● **Task to complete**
Return the listing that follows, word for word.

● **Records supplied**
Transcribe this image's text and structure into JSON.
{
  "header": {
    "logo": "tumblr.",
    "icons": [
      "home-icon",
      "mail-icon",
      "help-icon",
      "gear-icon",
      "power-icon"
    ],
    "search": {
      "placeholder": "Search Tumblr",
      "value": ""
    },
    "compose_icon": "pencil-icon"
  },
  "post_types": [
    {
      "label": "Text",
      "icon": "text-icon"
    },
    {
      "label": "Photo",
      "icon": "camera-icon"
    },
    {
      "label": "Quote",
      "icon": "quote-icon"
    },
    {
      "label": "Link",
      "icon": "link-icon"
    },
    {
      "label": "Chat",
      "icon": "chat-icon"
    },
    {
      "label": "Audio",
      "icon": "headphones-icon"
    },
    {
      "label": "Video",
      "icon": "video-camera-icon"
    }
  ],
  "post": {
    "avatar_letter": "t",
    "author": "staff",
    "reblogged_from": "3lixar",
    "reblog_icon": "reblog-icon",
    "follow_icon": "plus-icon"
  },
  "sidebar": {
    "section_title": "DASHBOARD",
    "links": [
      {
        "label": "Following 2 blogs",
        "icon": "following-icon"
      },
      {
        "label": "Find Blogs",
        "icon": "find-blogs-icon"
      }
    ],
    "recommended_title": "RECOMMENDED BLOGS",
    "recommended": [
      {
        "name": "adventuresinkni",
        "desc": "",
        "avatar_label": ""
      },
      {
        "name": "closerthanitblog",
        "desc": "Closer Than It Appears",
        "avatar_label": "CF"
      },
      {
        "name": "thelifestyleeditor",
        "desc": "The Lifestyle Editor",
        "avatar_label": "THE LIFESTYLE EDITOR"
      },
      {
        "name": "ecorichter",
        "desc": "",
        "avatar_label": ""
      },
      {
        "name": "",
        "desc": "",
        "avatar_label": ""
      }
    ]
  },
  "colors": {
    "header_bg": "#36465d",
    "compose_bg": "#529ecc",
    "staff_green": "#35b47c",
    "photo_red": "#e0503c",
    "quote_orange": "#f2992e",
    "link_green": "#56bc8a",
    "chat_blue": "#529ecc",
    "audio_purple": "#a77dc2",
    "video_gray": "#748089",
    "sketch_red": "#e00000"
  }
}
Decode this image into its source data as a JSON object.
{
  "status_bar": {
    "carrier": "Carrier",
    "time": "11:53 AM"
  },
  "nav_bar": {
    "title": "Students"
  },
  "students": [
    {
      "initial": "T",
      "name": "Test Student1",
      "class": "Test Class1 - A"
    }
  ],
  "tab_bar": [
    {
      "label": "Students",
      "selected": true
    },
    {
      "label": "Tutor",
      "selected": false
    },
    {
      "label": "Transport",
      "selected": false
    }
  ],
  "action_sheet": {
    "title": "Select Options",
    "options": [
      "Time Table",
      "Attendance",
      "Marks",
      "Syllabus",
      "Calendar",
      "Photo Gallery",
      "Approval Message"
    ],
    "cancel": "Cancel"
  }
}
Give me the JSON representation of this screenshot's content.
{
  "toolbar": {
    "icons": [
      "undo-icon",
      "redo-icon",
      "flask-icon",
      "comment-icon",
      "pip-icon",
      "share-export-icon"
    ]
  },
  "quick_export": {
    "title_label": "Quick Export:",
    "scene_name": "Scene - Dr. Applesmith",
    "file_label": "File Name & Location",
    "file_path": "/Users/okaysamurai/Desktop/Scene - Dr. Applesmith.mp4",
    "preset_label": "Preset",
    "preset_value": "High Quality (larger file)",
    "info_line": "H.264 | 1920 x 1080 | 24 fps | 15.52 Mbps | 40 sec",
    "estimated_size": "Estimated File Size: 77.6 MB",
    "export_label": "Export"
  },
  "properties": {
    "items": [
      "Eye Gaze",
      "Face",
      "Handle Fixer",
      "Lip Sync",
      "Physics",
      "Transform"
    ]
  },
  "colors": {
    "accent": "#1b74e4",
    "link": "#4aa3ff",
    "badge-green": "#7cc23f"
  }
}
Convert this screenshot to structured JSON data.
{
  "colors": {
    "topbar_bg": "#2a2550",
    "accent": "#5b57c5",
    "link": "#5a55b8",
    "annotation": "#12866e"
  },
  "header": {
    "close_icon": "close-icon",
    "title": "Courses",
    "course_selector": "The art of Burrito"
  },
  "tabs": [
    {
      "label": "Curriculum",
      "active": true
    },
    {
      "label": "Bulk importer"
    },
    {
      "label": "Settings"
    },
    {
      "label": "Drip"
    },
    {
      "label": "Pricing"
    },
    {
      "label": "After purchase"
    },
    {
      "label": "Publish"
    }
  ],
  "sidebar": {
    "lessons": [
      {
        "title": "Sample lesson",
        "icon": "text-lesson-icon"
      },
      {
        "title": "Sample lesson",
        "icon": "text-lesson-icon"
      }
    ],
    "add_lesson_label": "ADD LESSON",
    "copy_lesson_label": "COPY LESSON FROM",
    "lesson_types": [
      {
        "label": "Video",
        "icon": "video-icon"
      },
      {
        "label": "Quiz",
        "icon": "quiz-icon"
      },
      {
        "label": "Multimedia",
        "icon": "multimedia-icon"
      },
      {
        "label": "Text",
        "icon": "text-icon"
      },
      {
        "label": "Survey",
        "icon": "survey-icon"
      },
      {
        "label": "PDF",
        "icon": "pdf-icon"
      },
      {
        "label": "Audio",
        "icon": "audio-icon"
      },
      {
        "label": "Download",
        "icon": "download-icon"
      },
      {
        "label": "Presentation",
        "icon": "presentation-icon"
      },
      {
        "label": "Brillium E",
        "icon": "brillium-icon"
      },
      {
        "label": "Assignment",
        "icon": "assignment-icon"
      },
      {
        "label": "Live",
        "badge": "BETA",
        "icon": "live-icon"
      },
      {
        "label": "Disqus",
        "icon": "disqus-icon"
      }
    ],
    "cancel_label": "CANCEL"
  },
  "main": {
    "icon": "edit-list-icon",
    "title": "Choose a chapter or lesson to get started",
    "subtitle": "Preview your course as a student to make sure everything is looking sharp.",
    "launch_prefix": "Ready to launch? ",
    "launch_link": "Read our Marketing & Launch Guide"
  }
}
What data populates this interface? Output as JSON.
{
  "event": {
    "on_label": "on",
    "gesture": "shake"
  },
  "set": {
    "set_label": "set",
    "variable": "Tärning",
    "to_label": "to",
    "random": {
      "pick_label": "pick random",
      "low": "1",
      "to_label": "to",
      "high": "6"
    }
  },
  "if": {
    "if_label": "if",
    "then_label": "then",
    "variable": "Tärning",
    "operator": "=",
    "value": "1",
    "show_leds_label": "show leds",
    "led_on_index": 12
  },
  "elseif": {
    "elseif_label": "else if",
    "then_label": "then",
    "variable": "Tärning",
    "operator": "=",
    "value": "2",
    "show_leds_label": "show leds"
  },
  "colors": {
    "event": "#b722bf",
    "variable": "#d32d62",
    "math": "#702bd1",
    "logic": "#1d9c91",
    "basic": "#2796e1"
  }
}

● **Result of this task**
Transcribe this image's text and structure into JSON.
{
  "header": {
    "logo": "tumblr.",
    "icons": [
      "home-icon",
      "mail-icon",
      "help-icon",
      "gear-icon",
      "power-icon"
    ],
    "search": {
      "placeholder": "Search Tumblr",
      "value": ""
    },
    "compose_icon": "pencil-icon"
  },
  "post_types": [
    {
      "label": "Text",
      "icon": "text-icon"
    },
    {
      "label": "Photo",
      "icon": "camera-icon"
    },
    {
      "label": "Quote",
      "icon": "quote-icon"
    },
    {
      "label": "Link",
      "icon": "link-icon"
    },
    {
      "label": "Chat",
      "icon": "chat-icon"
    },
    {
      "label": "Audio",
      "icon": "headphones-icon"
    },
    {
      "label": "Video",
      "icon": "video-camera-icon"
    }
  ],
  "post": {
    "avatar_letter": "t",
    "author": "staff",
    "reblogged_from": "3lixar",
    "reblog_icon": "reblog-icon",
    "follow_icon": "plus-icon"
  },
  "sidebar": {
    "section_title": "DASHBOARD",
    "links": [
      {
        "label": "Following 2 blogs",
        "icon": "following-icon"
      },
      {
        "label": "Find Blogs",
        "icon": "find-blogs-icon"
      }
    ],
    "recommended_title": "RECOMMENDED BLOGS",
    "recommended": [
      {
        "name": "adventuresinkni",
        "desc": "",
        "avatar_label": ""
      },
      {
        "name": "closerthanitblog",
        "desc": "Closer Than It Appears",
        "avatar_label": "CF"
      },
      {
        "name": "thelifestyleeditor",
        "desc": "The Lifestyle Editor",
        "avatar_label": "THE LIFESTYLE EDITOR"
      },
      {
        "name": "ecorichter",
        "desc": "",
        "avatar_label": ""
      },
      {
        "name": "",
        "desc": "",
        "avatar_label": ""
      }
    ]
  },
  "colors": {
    "header_bg": "#36465d",
    "compose_bg": "#529ecc",
    "staff_green": "#35b47c",
    "photo_red": "#e0503c",
    "quote_orange": "#f2992e",
    "link_green": "#56bc8a",
    "chat_blue": "#529ecc",
    "audio_purple": "#a77dc2",
    "video_gray": "#748089",
    "sketch_red": "#e00000"
  }
}
Decode this image into its source data as a JSON object.
{
  "status_bar": {
    "carrier": "Carrier",
    "time": "11:53 AM"
  },
  "nav_bar": {
    "title": "Students"
  },
  "students": [
    {
      "initial": "T",
      "name": "Test Student1",
      "class": "Test Class1 - A"
    }
  ],
  "tab_bar": [
    {
      "label": "Students",
      "selected": true
    },
    {
      "label": "Tutor",
      "selected": false
    },
    {
      "label": "Transport",
      "selected": false
    }
  ],
  "action_sheet": {
    "title": "Select Options",
    "options": [
      "Time Table",
      "Attendance",
      "Marks",
      "Syllabus",
      "Calendar",
      "Photo Gallery",
      "Approval Message"
    ],
    "cancel": "Cancel"
  }
}
Give me the JSON representation of this screenshot's content.
{
  "toolbar": {
    "icons": [
      "undo-icon",
      "redo-icon",
      "flask-icon",
      "comment-icon",
      "pip-icon",
      "share-export-icon"
    ]
  },
  "quick_export": {
    "title_label": "Quick Export:",
    "scene_name": "Scene - Dr. Applesmith",
    "file_label": "File Name & Location",
    "file_path": "/Users/okaysamurai/Desktop/Scene - Dr. Applesmith.mp4",
    "preset_label": "Preset",
    "preset_value": "High Quality (larger file)",
    "info_line": "H.264 | 1920 x 1080 | 24 fps | 15.52 Mbps | 40 sec",
    "estimated_size": "Estimated File Size: 77.6 MB",
    "export_label": "Export"
  },
  "properties": {
    "items": [
      "Eye Gaze",
      "Face",
      "Handle Fixer",
      "Lip Sync",
      "Physics",
      "Transform"
    ]
  },
  "colors": {
    "accent": "#1b74e4",
    "link": "#4aa3ff",
    "badge-green": "#7cc23f"
  }
}
Convert this screenshot to structured JSON data.
{
  "colors": {
    "topbar_bg": "#2a2550",
    "accent": "#5b57c5",
    "link": "#5a55b8",
    "annotation": "#12866e"
  },
  "header": {
    "close_icon": "close-icon",
    "title": "Courses",
    "course_selector": "The art of Burrito"
  },
  "tabs": [
    {
      "label": "Curriculum",
      "active": true
    },
    {
      "label": "Bulk importer"
    },
    {
      "label": "Settings"
    },
    {
      "label": "Drip"
    },
    {
      "label": "Pricing"
    },
    {
      "label": "After purchase"
    },
    {
      "label": "Publish"
    }
  ],
  "sidebar": {
    "lessons": [
      {
        "title": "Sample lesson",
        "icon": "text-lesson-icon"
      },
      {
        "title": "Sample lesson",
        "icon": "text-lesson-icon"
      }
    ],
    "add_lesson_label": "ADD LESSON",
    "copy_lesson_label": "COPY LESSON FROM",
    "lesson_types": [
      {
        "label": "Video",
        "icon": "video-icon"
      },
      {
        "label": "Quiz",
        "icon": "quiz-icon"
      },
      {
        "label": "Multimedia",
        "icon": "multimedia-icon"
      },
      {
        "label": "Text",
        "icon": "text-icon"
      },
      {
        "label": "Survey",
        "icon": "survey-icon"
      },
      {
        "label": "PDF",
        "icon": "pdf-icon"
      },
      {
        "label": "Audio",
        "icon": "audio-icon"
      },
      {
        "label": "Download",
        "icon": "download-icon"
      },
      {
        "label": "Presentation",
        "icon": "presentation-icon"
      },
      {
        "label": "Brillium E",
        "icon": "brillium-icon"
      },
      {
        "label": "Assignment",
        "icon": "assignment-icon"
      },
      {
        "label": "Live",
        "badge": "BETA",
        "icon": "live-icon"
      },
      {
        "label": "Disqus",
        "icon": "disqus-icon"
      }
    ],
    "cancel_label": "CANCEL"
  },
  "main": {
    "icon": "edit-list-icon",
    "title": "Choose a chapter or lesson to get started",
    "subtitle": "Preview your course as a student to make sure everything is looking sharp.",
    "launch_prefix": "Ready to launch? ",
    "launch_link": "Read our Marketing & Launch Guide"
  }
}
What data populates this interface? Output as JSON.
{
  "event": {
    "on_label": "on",
    "gesture": "shake"
  },
  "set": {
    "set_label": "set",
    "variable": "Tärning",
    "to_label": "to",
    "random": {
      "pick_label": "pick random",
      "low": "1",
      "to_label": "to",
      "high": "6"
    }
  },
  "if": {
    "if_label": "if",
    "then_label": "then",
    "variable": "Tärning",
    "operator": "=",
    "value": "1",
    "show_leds_label": "show leds",
    "led_on_index": 12
  },
  "elseif": {
    "elseif_label": "else if",
    "then_label": "then",
    "variable": "Tärning",
    "operator": "=",
    "value": "2",
    "show_leds_label": "show leds"
  },
  "colors": {
    "event": "#b722bf",
    "variable": "#d32d62",
    "math": "#702bd1",
    "logic": "#1d9c91",
    "basic": "#2796e1"
  }
}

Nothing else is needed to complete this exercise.